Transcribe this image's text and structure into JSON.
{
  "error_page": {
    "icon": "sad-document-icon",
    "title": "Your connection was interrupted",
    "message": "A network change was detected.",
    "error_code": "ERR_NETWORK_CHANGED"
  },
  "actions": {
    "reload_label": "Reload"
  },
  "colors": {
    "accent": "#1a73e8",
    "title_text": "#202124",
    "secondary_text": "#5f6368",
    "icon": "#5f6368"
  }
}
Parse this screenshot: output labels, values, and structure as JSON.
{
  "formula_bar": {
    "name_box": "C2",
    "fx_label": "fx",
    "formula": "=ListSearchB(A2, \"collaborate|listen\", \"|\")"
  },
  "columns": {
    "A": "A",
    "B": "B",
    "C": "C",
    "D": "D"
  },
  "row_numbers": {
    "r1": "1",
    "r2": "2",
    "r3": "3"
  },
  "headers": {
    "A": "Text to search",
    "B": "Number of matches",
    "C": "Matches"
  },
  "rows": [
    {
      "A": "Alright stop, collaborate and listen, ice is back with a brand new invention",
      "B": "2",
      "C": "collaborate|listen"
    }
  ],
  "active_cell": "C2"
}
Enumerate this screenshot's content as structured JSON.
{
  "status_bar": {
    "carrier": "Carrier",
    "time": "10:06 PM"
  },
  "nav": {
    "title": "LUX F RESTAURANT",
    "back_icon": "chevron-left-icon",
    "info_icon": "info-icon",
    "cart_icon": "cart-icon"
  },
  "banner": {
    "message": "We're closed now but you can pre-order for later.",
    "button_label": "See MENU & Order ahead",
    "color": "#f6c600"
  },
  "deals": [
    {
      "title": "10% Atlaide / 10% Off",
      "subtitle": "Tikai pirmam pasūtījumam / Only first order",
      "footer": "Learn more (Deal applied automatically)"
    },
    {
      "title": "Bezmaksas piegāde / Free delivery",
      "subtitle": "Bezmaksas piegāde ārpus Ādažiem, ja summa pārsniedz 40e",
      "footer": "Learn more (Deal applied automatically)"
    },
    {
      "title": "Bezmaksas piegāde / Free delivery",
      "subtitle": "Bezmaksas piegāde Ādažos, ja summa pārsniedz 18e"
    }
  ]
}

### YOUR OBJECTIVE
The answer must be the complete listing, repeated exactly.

### WRITTEN ANSWER
Transcribe this image's text and structure into JSON.
{
  "error_page": {
    "icon": "sad-document-icon",
    "title": "Your connection was interrupted",
    "message": "A network change was detected.",
    "error_code": "ERR_NETWORK_CHANGED"
  },
  "actions": {
    "reload_label": "Reload"
  },
  "colors": {
    "accent": "#1a73e8",
    "title_text": "#202124",
    "secondary_text": "#5f6368",
    "icon": "#5f6368"
  }
}
Parse this screenshot: output labels, values, and structure as JSON.
{
  "formula_bar": {
    "name_box": "C2",
    "fx_label": "fx",
    "formula": "=ListSearchB(A2, \"collaborate|listen\", \"|\")"
  },
  "columns": {
    "A": "A",
    "B": "B",
    "C": "C",
    "D": "D"
  },
  "row_numbers": {
    "r1": "1",
    "r2": "2",
    "r3": "3"
  },
  "headers": {
    "A": "Text to search",
    "B": "Number of matches",
    "C": "Matches"
  },
  "rows": [
    {
      "A": "Alright stop, collaborate and listen, ice is back with a brand new invention",
      "B": "2",
      "C": "collaborate|listen"
    }
  ],
  "active_cell": "C2"
}
Enumerate this screenshot's content as structured JSON.
{
  "status_bar": {
    "carrier": "Carrier",
    "time": "10:06 PM"
  },
  "nav": {
    "title": "LUX F RESTAURANT",
    "back_icon": "chevron-left-icon",
    "info_icon": "info-icon",
    "cart_icon": "cart-icon"
  },
  "banner": {
    "message": "We're closed now but you can pre-order for later.",
    "button_label": "See MENU & Order ahead",
    "color": "#f6c600"
  },
  "deals": [
    {
      "title": "10% Atlaide / 10% Off",
      "subtitle": "Tikai pirmam pasūtījumam / Only first order",
      "footer": "Learn more (Deal applied automatically)"
    },
    {
      "title": "Bezmaksas piegāde / Free delivery",
      "subtitle": "Bezmaksas piegāde ārpus Ādažiem, ja summa pārsniedz 40e",
      "footer": "Learn more (Deal applied automatically)"
    },
    {
      "title": "Bezmaksas piegāde / Free delivery",
      "subtitle": "Bezmaksas piegāde Ādažos, ja summa pārsniedz 18e"
    }
  ]
}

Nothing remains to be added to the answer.